╭─ Material to process

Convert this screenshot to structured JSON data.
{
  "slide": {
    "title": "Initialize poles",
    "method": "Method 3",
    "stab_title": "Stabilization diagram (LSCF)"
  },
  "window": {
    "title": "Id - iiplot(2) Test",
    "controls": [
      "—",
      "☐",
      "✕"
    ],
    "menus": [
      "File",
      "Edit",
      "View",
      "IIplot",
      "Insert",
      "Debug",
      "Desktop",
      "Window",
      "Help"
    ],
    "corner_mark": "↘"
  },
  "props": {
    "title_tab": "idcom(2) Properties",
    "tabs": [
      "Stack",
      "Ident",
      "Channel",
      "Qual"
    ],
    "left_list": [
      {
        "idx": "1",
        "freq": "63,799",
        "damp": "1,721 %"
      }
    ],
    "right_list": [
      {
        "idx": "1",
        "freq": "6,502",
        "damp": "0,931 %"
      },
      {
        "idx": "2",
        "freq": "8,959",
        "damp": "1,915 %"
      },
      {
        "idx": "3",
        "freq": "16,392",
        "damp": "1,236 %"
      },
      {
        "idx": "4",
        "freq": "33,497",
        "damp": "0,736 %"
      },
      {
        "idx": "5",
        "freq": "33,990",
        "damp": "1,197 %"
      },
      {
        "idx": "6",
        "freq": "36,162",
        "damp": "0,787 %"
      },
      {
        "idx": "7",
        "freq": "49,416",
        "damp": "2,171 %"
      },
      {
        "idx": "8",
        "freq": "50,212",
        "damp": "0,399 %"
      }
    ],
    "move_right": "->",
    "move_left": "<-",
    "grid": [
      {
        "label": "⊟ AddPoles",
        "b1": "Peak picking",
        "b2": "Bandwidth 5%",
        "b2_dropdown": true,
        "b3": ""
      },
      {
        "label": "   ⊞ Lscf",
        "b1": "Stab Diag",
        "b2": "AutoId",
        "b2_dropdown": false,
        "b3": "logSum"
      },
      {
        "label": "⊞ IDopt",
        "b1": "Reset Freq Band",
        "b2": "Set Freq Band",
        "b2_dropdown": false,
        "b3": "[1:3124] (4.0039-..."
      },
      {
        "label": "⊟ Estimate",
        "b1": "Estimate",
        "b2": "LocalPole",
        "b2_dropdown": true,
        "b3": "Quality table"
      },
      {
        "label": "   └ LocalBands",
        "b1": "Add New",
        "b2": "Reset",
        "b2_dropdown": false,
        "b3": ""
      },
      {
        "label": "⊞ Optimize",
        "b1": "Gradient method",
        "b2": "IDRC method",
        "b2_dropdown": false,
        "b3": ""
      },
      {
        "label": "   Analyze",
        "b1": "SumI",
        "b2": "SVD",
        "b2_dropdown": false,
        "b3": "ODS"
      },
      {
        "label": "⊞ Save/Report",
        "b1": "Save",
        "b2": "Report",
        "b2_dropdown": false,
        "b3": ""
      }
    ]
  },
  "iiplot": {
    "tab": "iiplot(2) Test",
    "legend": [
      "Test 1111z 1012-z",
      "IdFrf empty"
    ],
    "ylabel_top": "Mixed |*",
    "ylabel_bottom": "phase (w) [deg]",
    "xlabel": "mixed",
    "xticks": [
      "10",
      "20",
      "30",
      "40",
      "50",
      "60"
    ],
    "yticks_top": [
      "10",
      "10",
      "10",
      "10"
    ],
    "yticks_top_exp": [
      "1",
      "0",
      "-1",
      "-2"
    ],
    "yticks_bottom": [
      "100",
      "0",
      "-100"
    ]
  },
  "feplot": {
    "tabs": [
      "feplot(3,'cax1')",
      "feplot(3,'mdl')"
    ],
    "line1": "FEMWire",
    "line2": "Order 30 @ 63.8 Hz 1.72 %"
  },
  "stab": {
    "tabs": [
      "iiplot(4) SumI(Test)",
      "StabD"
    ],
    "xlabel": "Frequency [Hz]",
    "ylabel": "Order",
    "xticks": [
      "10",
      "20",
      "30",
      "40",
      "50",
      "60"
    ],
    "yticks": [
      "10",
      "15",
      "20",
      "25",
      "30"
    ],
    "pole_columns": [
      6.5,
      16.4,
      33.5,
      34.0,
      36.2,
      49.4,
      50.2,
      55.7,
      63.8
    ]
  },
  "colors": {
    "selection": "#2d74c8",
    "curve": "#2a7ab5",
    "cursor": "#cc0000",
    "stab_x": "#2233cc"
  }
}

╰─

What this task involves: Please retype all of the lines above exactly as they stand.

Finished exercise:
Convert this screenshot to structured JSON data.
{
  "slide": {
    "title": "Initialize poles",
    "method": "Method 3",
    "stab_title": "Stabilization diagram (LSCF)"
  },
  "window": {
    "title": "Id - iiplot(2) Test",
    "controls": [
      "—",
      "☐",
      "✕"
    ],
    "menus": [
      "File",
      "Edit",
      "View",
      "IIplot",
      "Insert",
      "Debug",
      "Desktop",
      "Window",
      "Help"
    ],
    "corner_mark": "↘"
  },
  "props": {
    "title_tab": "idcom(2) Properties",
    "tabs": [
      "Stack",
      "Ident",
      "Channel",
      "Qual"
    ],
    "left_list": [
      {
        "idx": "1",
        "freq": "63,799",
        "damp": "1,721 %"
      }
    ],
    "right_list": [
      {
        "idx": "1",
        "freq": "6,502",
        "damp": "0,931 %"
      },
      {
        "idx": "2",
        "freq": "8,959",
        "damp": "1,915 %"
      },
      {
        "idx": "3",
        "freq": "16,392",
        "damp": "1,236 %"
      },
      {
        "idx": "4",
        "freq": "33,497",
        "damp": "0,736 %"
      },
      {
        "idx": "5",
        "freq": "33,990",
        "damp": "1,197 %"
      },
      {
        "idx": "6",
        "freq": "36,162",
        "damp": "0,787 %"
      },
      {
        "idx": "7",
        "freq": "49,416",
        "damp": "2,171 %"
      },
      {
        "idx": "8",
        "freq": "50,212",
        "damp": "0,399 %"
      }
    ],
    "move_right": "->",
    "move_left": "<-",
    "grid": [
      {
        "label": "⊟ AddPoles",
        "b1": "Peak picking",
        "b2": "Bandwidth 5%",
        "b2_dropdown": true,
        "b3": ""
      },
      {
        "label": "   ⊞ Lscf",
        "b1": "Stab Diag",
        "b2": "AutoId",
        "b2_dropdown": false,
        "b3": "logSum"
      },
      {
        "label": "⊞ IDopt",
        "b1": "Reset Freq Band",
        "b2": "Set Freq Band",
        "b2_dropdown": false,
        "b3": "[1:3124] (4.0039-..."
      },
      {
        "label": "⊟ Estimate",
        "b1": "Estimate",
        "b2": "LocalPole",
        "b2_dropdown": true,
        "b3": "Quality table"
      },
      {
        "label": "   └ LocalBands",
        "b1": "Add New",
        "b2": "Reset",
        "b2_dropdown": false,
        "b3": ""
      },
      {
        "label": "⊞ Optimize",
        "b1": "Gradient method",
        "b2": "IDRC method",
        "b2_dropdown": false,
        "b3": ""
      },
      {
        "label": "   Analyze",
        "b1": "SumI",
        "b2": "SVD",
        "b2_dropdown": false,
        "b3": "ODS"
      },
      {
        "label": "⊞ Save/Report",
        "b1": "Save",
        "b2": "Report",
        "b2_dropdown": false,
        "b3": ""
      }
    ]
  },
  "iiplot": {
    "tab": "iiplot(2) Test",
    "legend": [
      "Test 1111z 1012-z",
      "IdFrf empty"
    ],
    "ylabel_top": "Mixed |*",
    "ylabel_bottom": "phase (w) [deg]",
    "xlabel": "mixed",
    "xticks": [
      "10",
      "20",
      "30",
      "40",
      "50",
      "60"
    ],
    "yticks_top": [
      "10",
      "10",
      "10",
      "10"
    ],
    "yticks_top_exp": [
      "1",
      "0",
      "-1",
      "-2"
    ],
    "yticks_bottom": [
      "100",
      "0",
      "-100"
    ]
  },
  "feplot": {
    "tabs": [
      "feplot(3,'cax1')",
      "feplot(3,'mdl')"
    ],
    "line1": "FEMWire",
    "line2": "Order 30 @ 63.8 Hz 1.72 %"
  },
  "stab": {
    "tabs": [
      "iiplot(4) SumI(Test)",
      "StabD"
    ],
    "xlabel": "Frequency [Hz]",
    "ylabel": "Order",
    "xticks": [
      "10",
      "20",
      "30",
      "40",
      "50",
      "60"
    ],
    "yticks": [
      "10",
      "15",
      "20",
      "25",
      "30"
    ],
    "pole_columns": [
      6.5,
      16.4,
      33.5,
      34.0,
      36.2,
      49.4,
      50.2,
      55.7,
      63.8
    ]
  },
  "colors": {
    "selection": "#2d74c8",
    "curve": "#2a7ab5",
    "cursor": "#cc0000",
    "stab_x": "#2233cc"
  }
}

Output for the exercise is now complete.